The task of reducing the pollution load of the Ganga is daunting, but the clamour for a cleaner river has gained momentum in recent times
Traversing over 2,500 km, from the Gangotri glacier in the Himalayas to the Sunderbans delta in Bangladesh, the Ganga is used by hundreds of millions of people. This is one of the few river basins in India that is rich in water resources but highly polluted. How did one of the world’s mightiest rivers end up as a garbage dump?Myriad issues
Issues affecting the river are myriad and complex. Untreated sewage and industrial waste are dumped into the waters without remorse. Reduced flow and rampant underground water withdrawals affect millions of people who depend on the river’s water. Further, floods and droughts, which endanger lives and cause serious damage to crops, livestock and infrastructure, are a common phenomenon in the river basin. A changing climate will pose more challenges. The combination of glacial retreat, decreasing ice mass, early snowmelt and increased winter stream flow will add to the pressure. There is now clear evidence that climate change is already affecting the Himalayan ice cover. This will have a profound impact on the river.
However, all is not lost yet. Recent initiatives by the Indian government such as including ‘River Development’ and ‘Ganga Rejuvenation’ to the portfolio of the Minister of Water Resources, and the establishment of the National Ganga River Basin Authority and the National Mission for Clean Ganga, show a commitment to address some of these pressing concerns with special attention given to pollution control.
Even though the task of cleaning the Ganga is a daunting one, significant strides can be made toward achieving this.Basin-scale management
The Ganges is a complex transboundary basin which flows across different jurisdictions. Therefore, a basin-scale approach would help manage the water resources better. This would require close coordination with all the countries sharing the Ganga, such as Nepal and Bangladesh, so that the interests of both upstream and downstream users are taken into consideration. The existing treaties on “sharing water resources” could be renegotiated as “shared management of water resources.”
Second, the Ganga is highly polluted. Yet, of the 400 million people living along the banks of the river, many still rely on its natural systems for their livelihoods. According to a World Bank report, a number of government efforts (Ganga Action Plan: Phases I and II) have attempted to address the pollution problem, but the results have been disappointing so far. It is estimated that sewage constitutes the largest portion (80 per cent) of the pollution load followed by pollution caused by industrial discharge agricultural activities. With agricultural activities intensifying in areas near the river, particularly in urban and peri-urban areas, farmers frequently rely on waste water for irrigation. This poses a serious public health risk. However, this adversity can be turned into an opportunity as urban waste offers a significant nutrient resource for farming, if safely treated and applied. Low cost, simple ecological sanitation and reuse systems will be keys to making waste water treatment feasible for agricultural purposes.Environmental flows
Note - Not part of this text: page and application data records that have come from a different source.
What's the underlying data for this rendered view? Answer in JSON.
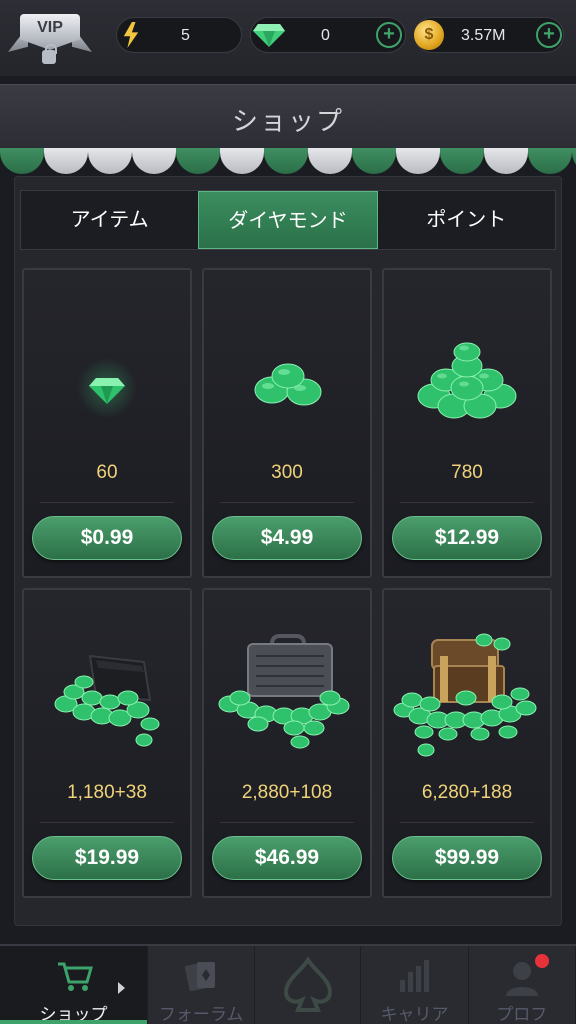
{
  "topbar": {
    "vip_label": "VIP",
    "energy": "5",
    "gems": "0",
    "coins": "3.57M",
    "plus": "+",
    "coin_symbol": "$"
  },
  "header": {
    "title": "ショップ"
  },
  "tabs": [
    {
      "label": "アイテム",
      "active": false
    },
    {
      "label": "ダイヤモンド",
      "active": true
    },
    {
      "label": "ポイント",
      "active": false
    }
  ],
  "products": [
    {
      "amount": "60",
      "price": "$0.99",
      "icon": "single-gem-icon"
    },
    {
      "amount": "300",
      "price": "$4.99",
      "icon": "gem-cluster-small-icon"
    },
    {
      "amount": "780",
      "price": "$12.99",
      "icon": "gem-pile-icon"
    },
    {
      "amount": "1,180+38",
      "price": "$19.99",
      "icon": "gem-wallet-icon"
    },
    {
      "amount": "2,880+108",
      "price": "$46.99",
      "icon": "gem-briefcase-icon"
    },
    {
      "amount": "6,280+188",
      "price": "$99.99",
      "icon": "gem-treasure-chest-icon"
    }
  ],
  "bottom_nav": [
    {
      "label": "ショップ",
      "icon": "cart-icon",
      "active": true
    },
    {
      "label": "フォーラム",
      "icon": "cards-icon",
      "active": false
    },
    {
      "label": "",
      "icon": "spade-logo-icon",
      "active": false
    },
    {
      "label": "キャリア",
      "icon": "bar-chart-icon",
      "active": false
    },
    {
      "label": "プロフ",
      "icon": "profile-icon",
      "active": false
    }
  ],
  "colors": {
    "accent_green": "#3ea36b",
    "amount_gold": "#f0d27a",
    "notification_red": "#e8323a"
  }
}
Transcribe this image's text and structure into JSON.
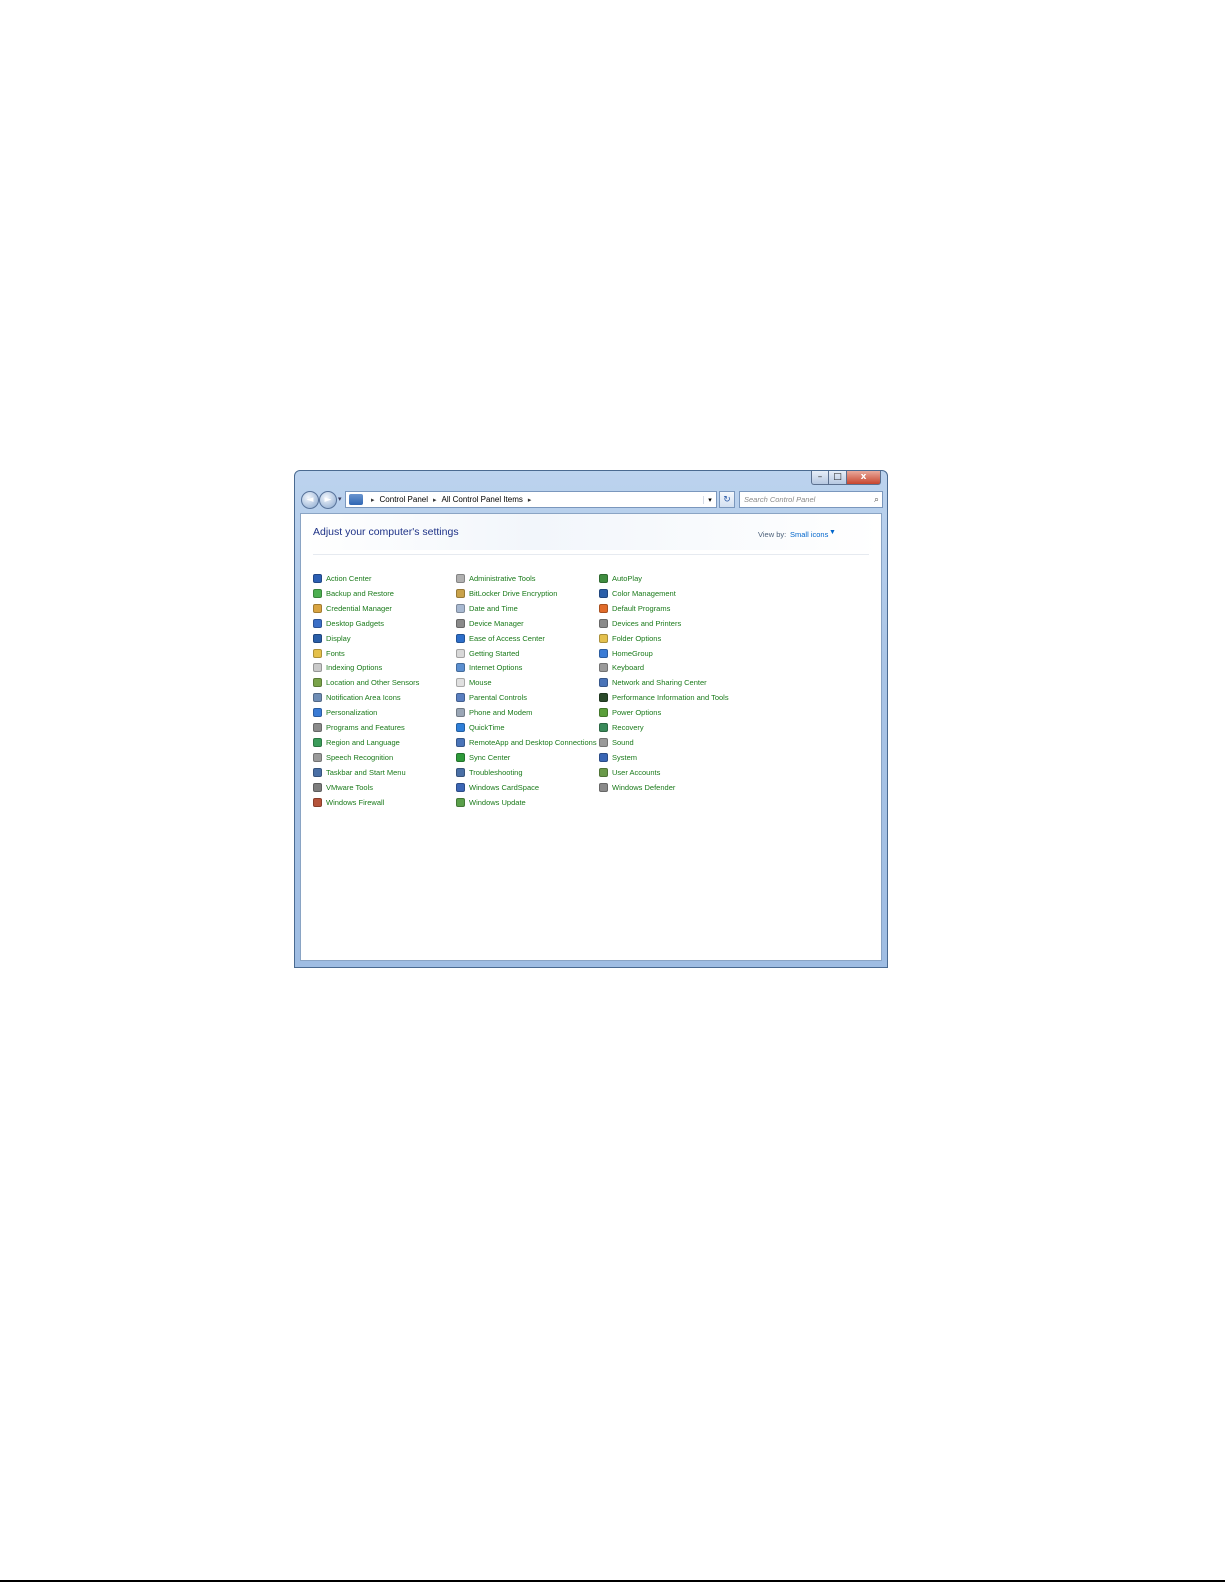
{
  "window": {
    "caption_buttons": {
      "minimize": "–",
      "maximize": "□",
      "close": "x"
    }
  },
  "nav": {
    "back": "◄",
    "forward": "►",
    "recent": "▾"
  },
  "addressbar": {
    "breadcrumbs": [
      "Control Panel",
      "All Control Panel Items"
    ],
    "separator": "▸",
    "dropdown": "▾"
  },
  "refresh": "↻",
  "search": {
    "placeholder": "Search Control Panel",
    "icon": "⌕"
  },
  "header": {
    "title": "Adjust your computer's settings",
    "view_by_label": "View by:",
    "view_by_value": "Small icons",
    "view_by_caret": "▼"
  },
  "accent_color": "#1a7a1a",
  "title_color": "#1e3287",
  "columns": [
    {
      "items": [
        {
          "label": "Action Center",
          "icon": "flag-icon",
          "color": "#2c5fb3"
        },
        {
          "label": "Backup and Restore",
          "icon": "backup-icon",
          "color": "#4caf50"
        },
        {
          "label": "Credential Manager",
          "icon": "vault-icon",
          "color": "#d9a441"
        },
        {
          "label": "Desktop Gadgets",
          "icon": "gadgets-icon",
          "color": "#3b6fc7"
        },
        {
          "label": "Display",
          "icon": "monitor-icon",
          "color": "#2a5ea8"
        },
        {
          "label": "Fonts",
          "icon": "fonts-icon",
          "color": "#e4c04a"
        },
        {
          "label": "Indexing Options",
          "icon": "indexing-icon",
          "color": "#c9c9c9"
        },
        {
          "label": "Location and Other Sensors",
          "icon": "sensors-icon",
          "color": "#7aa34a"
        },
        {
          "label": "Notification Area Icons",
          "icon": "notification-icon",
          "color": "#6f8db5"
        },
        {
          "label": "Personalization",
          "icon": "personalization-icon",
          "color": "#3a7bd5"
        },
        {
          "label": "Programs and Features",
          "icon": "programs-icon",
          "color": "#8a8a8a"
        },
        {
          "label": "Region and Language",
          "icon": "globe-icon",
          "color": "#3b9c5a"
        },
        {
          "label": "Speech Recognition",
          "icon": "microphone-icon",
          "color": "#9a9a9a"
        },
        {
          "label": "Taskbar and Start Menu",
          "icon": "taskbar-icon",
          "color": "#4a6fa5"
        },
        {
          "label": "VMware Tools",
          "icon": "vmware-icon",
          "color": "#7d7d7d"
        },
        {
          "label": "Windows Firewall",
          "icon": "firewall-icon",
          "color": "#b5533a"
        }
      ]
    },
    {
      "items": [
        {
          "label": "Administrative Tools",
          "icon": "admin-tools-icon",
          "color": "#b0b0b0"
        },
        {
          "label": "BitLocker Drive Encryption",
          "icon": "bitlocker-icon",
          "color": "#c9a24a"
        },
        {
          "label": "Date and Time",
          "icon": "clock-icon",
          "color": "#a8b9d1"
        },
        {
          "label": "Device Manager",
          "icon": "device-manager-icon",
          "color": "#8a8a8a"
        },
        {
          "label": "Ease of Access Center",
          "icon": "ease-of-access-icon",
          "color": "#2d6ec9"
        },
        {
          "label": "Getting Started",
          "icon": "getting-started-icon",
          "color": "#d8d8d8"
        },
        {
          "label": "Internet Options",
          "icon": "internet-icon",
          "color": "#5b8fd0"
        },
        {
          "label": "Mouse",
          "icon": "mouse-icon",
          "color": "#e0e0e0"
        },
        {
          "label": "Parental Controls",
          "icon": "parental-icon",
          "color": "#5a7fc0"
        },
        {
          "label": "Phone and Modem",
          "icon": "phone-icon",
          "color": "#9aa6b5"
        },
        {
          "label": "QuickTime",
          "icon": "quicktime-icon",
          "color": "#2f7fd8"
        },
        {
          "label": "RemoteApp and Desktop Connections",
          "icon": "remoteapp-icon",
          "color": "#4a74b8"
        },
        {
          "label": "Sync Center",
          "icon": "sync-icon",
          "color": "#2e9a3a"
        },
        {
          "label": "Troubleshooting",
          "icon": "troubleshooting-icon",
          "color": "#4a6fa5"
        },
        {
          "label": "Windows CardSpace",
          "icon": "cardspace-icon",
          "color": "#3c66b5"
        },
        {
          "label": "Windows Update",
          "icon": "update-icon",
          "color": "#5a9f4a"
        }
      ]
    },
    {
      "items": [
        {
          "label": "AutoPlay",
          "icon": "autoplay-icon",
          "color": "#3f8c3f"
        },
        {
          "label": "Color Management",
          "icon": "color-management-icon",
          "color": "#2b5ea8"
        },
        {
          "label": "Default Programs",
          "icon": "default-programs-icon",
          "color": "#e06b2a"
        },
        {
          "label": "Devices and Printers",
          "icon": "printer-icon",
          "color": "#8a8a8a"
        },
        {
          "label": "Folder Options",
          "icon": "folder-icon",
          "color": "#e3c04e"
        },
        {
          "label": "HomeGroup",
          "icon": "homegroup-icon",
          "color": "#3a7bd5"
        },
        {
          "label": "Keyboard",
          "icon": "keyboard-icon",
          "color": "#9a9a9a"
        },
        {
          "label": "Network and Sharing Center",
          "icon": "network-icon",
          "color": "#4a74b8"
        },
        {
          "label": "Performance Information and Tools",
          "icon": "performance-icon",
          "color": "#2a4a2a"
        },
        {
          "label": "Power Options",
          "icon": "power-icon",
          "color": "#5a9f3a"
        },
        {
          "label": "Recovery",
          "icon": "recovery-icon",
          "color": "#3a8a5a"
        },
        {
          "label": "Sound",
          "icon": "speaker-icon",
          "color": "#9a9a9a"
        },
        {
          "label": "System",
          "icon": "system-icon",
          "color": "#3a66b5"
        },
        {
          "label": "User Accounts",
          "icon": "user-accounts-icon",
          "color": "#6a9a4a"
        },
        {
          "label": "Windows Defender",
          "icon": "defender-icon",
          "color": "#8a8a8a"
        }
      ]
    }
  ]
}
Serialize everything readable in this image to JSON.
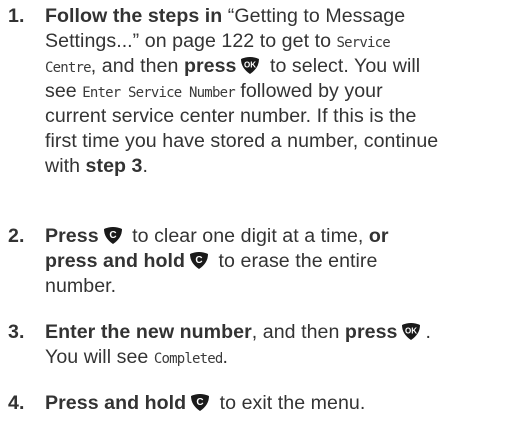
{
  "steps": [
    {
      "number": "1.",
      "l1_bold": "Follow the steps in",
      "l1_text": " “Getting to Message",
      "l2_text": "Settings...” on page 122 to get to ",
      "l2_lcd": "Service",
      "l3_lcd": "Centre",
      "l3_text1": ", and then ",
      "l3_bold": "press",
      "l3_text2": " to select. You will",
      "l4_text1": "see ",
      "l4_lcd": "Enter Service Number",
      "l4_text2": " followed by your",
      "l5_text": "current service center number. If this is the",
      "l6_text": "first time you have stored a number, continue",
      "l7_text1": "with ",
      "l7_bold": "step 3",
      "l7_text2": "."
    },
    {
      "number": "2.",
      "l1_bold": "Press",
      "l1_text": " to clear one digit at a time, ",
      "l1_bold2": "or",
      "l2_bold": "press and hold",
      "l2_text": " to erase the entire",
      "l3_text": "number."
    },
    {
      "number": "3.",
      "l1_bold": "Enter the new number",
      "l1_text": ", and then ",
      "l1_bold2": "press",
      "l1_text2": ".",
      "l2_text": "You will see ",
      "l2_lcd": "Completed",
      "l2_text2": "."
    },
    {
      "number": "4.",
      "l1_bold": "Press and hold",
      "l1_text": " to exit the menu."
    }
  ],
  "keys": {
    "ok": {
      "icon": "ok-key-icon",
      "label": "OK"
    },
    "clear": {
      "icon": "clear-key-icon",
      "label": "C"
    }
  },
  "colors": {
    "text": "#333333",
    "key_fill": "#1a1a1a",
    "key_text": "#ffffff"
  }
}
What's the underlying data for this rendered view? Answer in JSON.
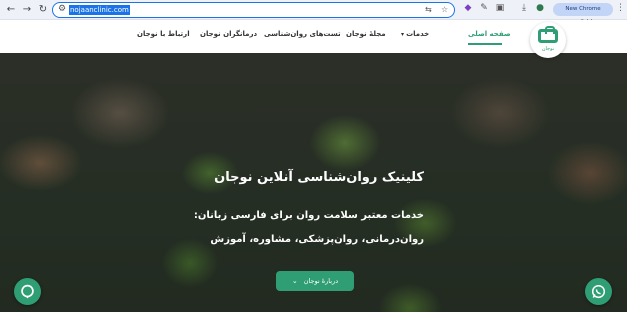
{
  "browser": {
    "url": "nojaanclinic.com",
    "update_label": "New Chrome available",
    "icons": [
      "back-arrow-icon",
      "forward-arrow-icon",
      "reload-icon",
      "site-info-icon",
      "translate-icon",
      "bookmark-star-icon",
      "extension-icon",
      "pen-icon",
      "puzzle-icon",
      "download-icon",
      "profile-icon",
      "kebab-menu-icon"
    ]
  },
  "site": {
    "logo_text": "نوجان",
    "nav": {
      "home": "صفحه اصلی",
      "services": "خدمات",
      "magazine": "مجلهٔ نوجان",
      "tests": "تست‌های روان‌شناسی",
      "therapists": "درمانگران نوجان",
      "contact": "ارتباط با نوجان"
    },
    "accent_color": "#2f9e74"
  },
  "hero": {
    "title": "کلینیک روان‌شناسی آنلاین نوجان",
    "subtitle_1": "خدمات معتبر سلامت روان برای فارسی زبانان:",
    "subtitle_2": "روان‌درمانی، روان‌پزشکی، مشاوره، آموزش",
    "about_button": "دربارهٔ نوجان"
  }
}
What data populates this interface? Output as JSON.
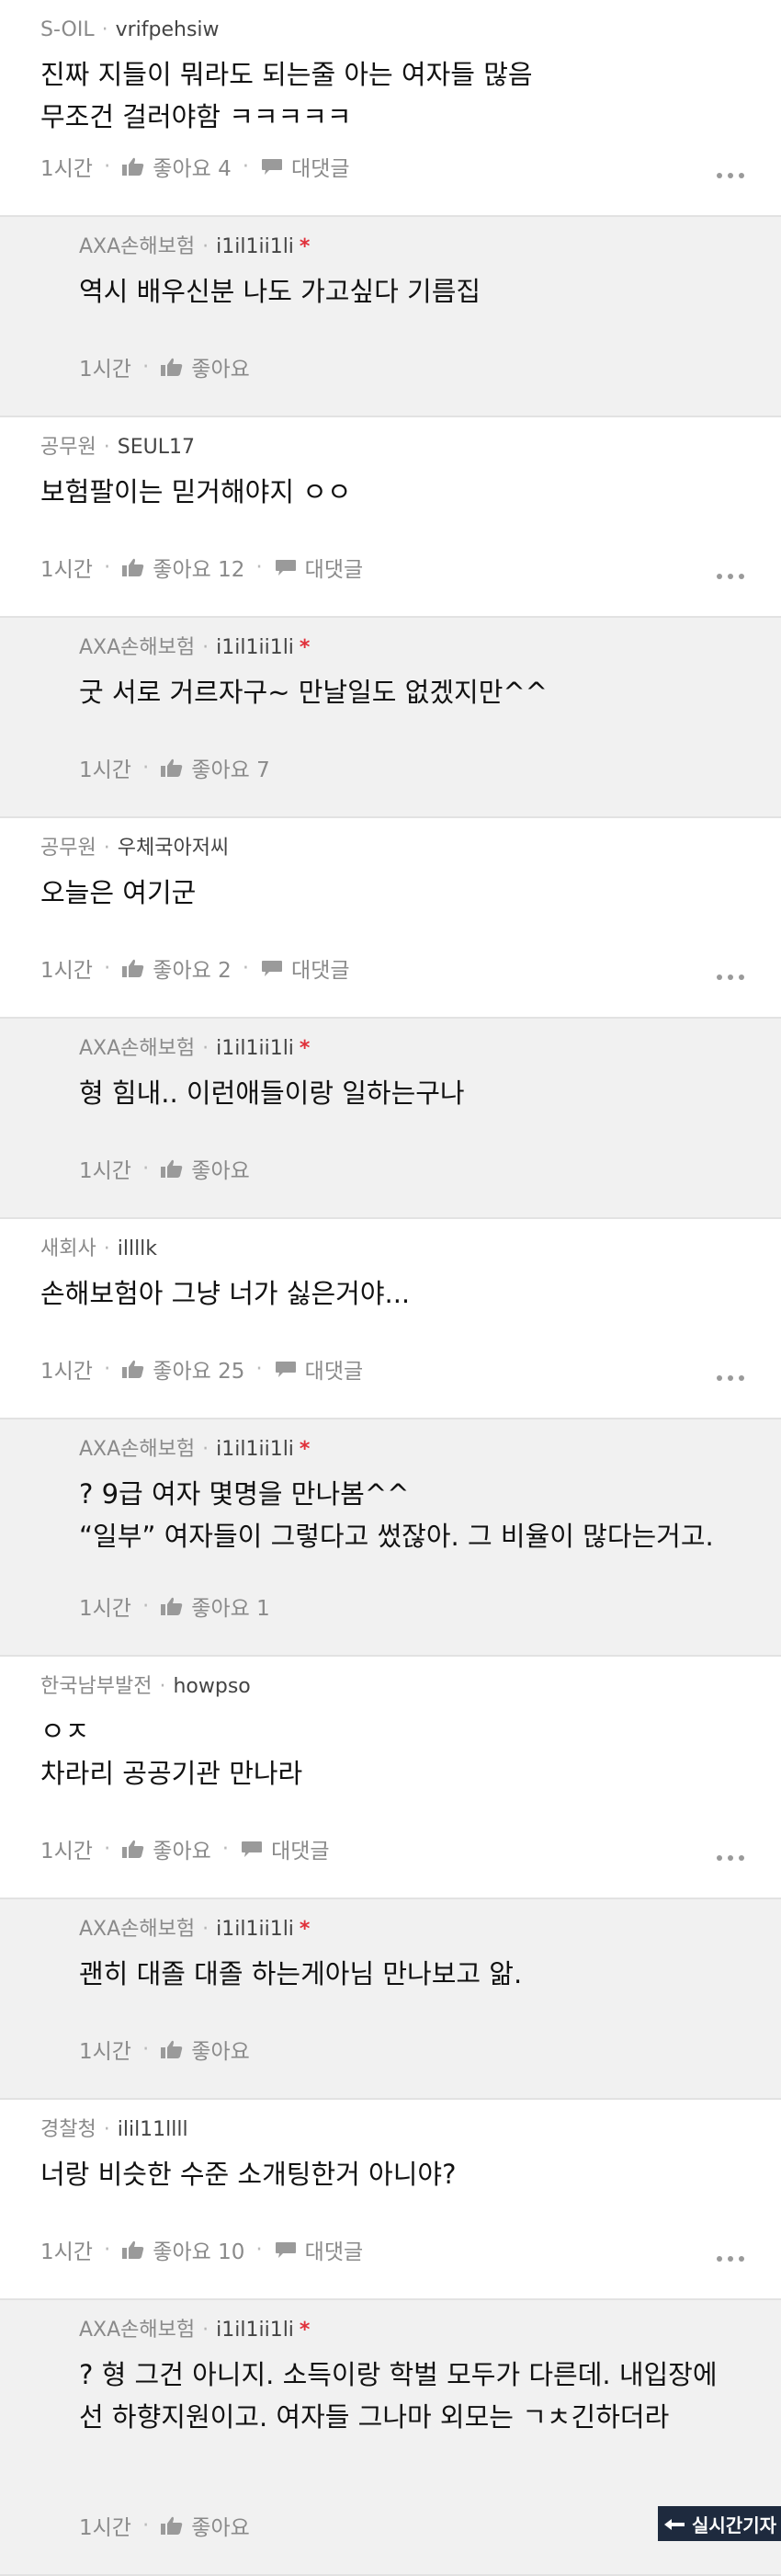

Third, environmental flows are essentially the water requirements of aquatic ecosystems and of basic human, social and spiritual needs. However, the concept of environmental flow only refers to the the quantity of water required to maintain river ecology under different environmental conditions. Deteriorating water quality in the Ganga — due to domestic, industrial and agricultural effluents — is also a major threat to riverine ecosystems and to people whose livelihoods depend on water. Innovative methods for maintaining environmental flows and the quality of water during environmentally critical periods, along with procedures for implementing these methods, need to be investigated.
In cities, towns and industrial estates most vulnerable to flooding in the Ganges river basin, major investments are required to address climate variability. Existing flood forecasts are often too technical and not easy for the public to understand. Application of remote sensing and hydrological modelling has helped in developing high-quality flood maps, which are useful for developing plans for river conservation, maintaining the quality of water in different stretches and, more importantly, reducing the vulnerabilities of the affected communities.
Innovative approaches such as underground taming of floods for irrigation and aquifer management could offer solutions to the flood problem. These approaches essentially involve storing floodwaters in underground structures in upstream areas. This will help prevent floods and help maintain water availability even during dry seasons.Toward a common goal
In addition to the steps taken by the government to clean the Ganga, successful implementation of this task would require partnerships with various stakeholders. Multiple agencies working to address the problem could be brought on board. The private sector has also shown its willingness to be a partner in cleaning the river, especially at critical points such as Varanasi. Similarly, the public at large, along with civil society groups, also need to be actively engaged in these efforts.
In recent times, the clamour for a cleaner Ganga has gained momentum. Although huge progress is being made, the need of the hour is to widen our focus. Negotiations on economic revitalisation of the Ganga should involve India, Nepal and Bangladesh. This task in itself is of mammoth proportions. However, by taking small steps, we can still reduce the pollution load and restore the river to the people.
(Bharat Sharma is principal researcher and coordinator, International Water Management Institute (IWMI), New Delhi. Nitasha Nair, senior communications officer, IWMI, also contributed to this article. The views expressed are personal.)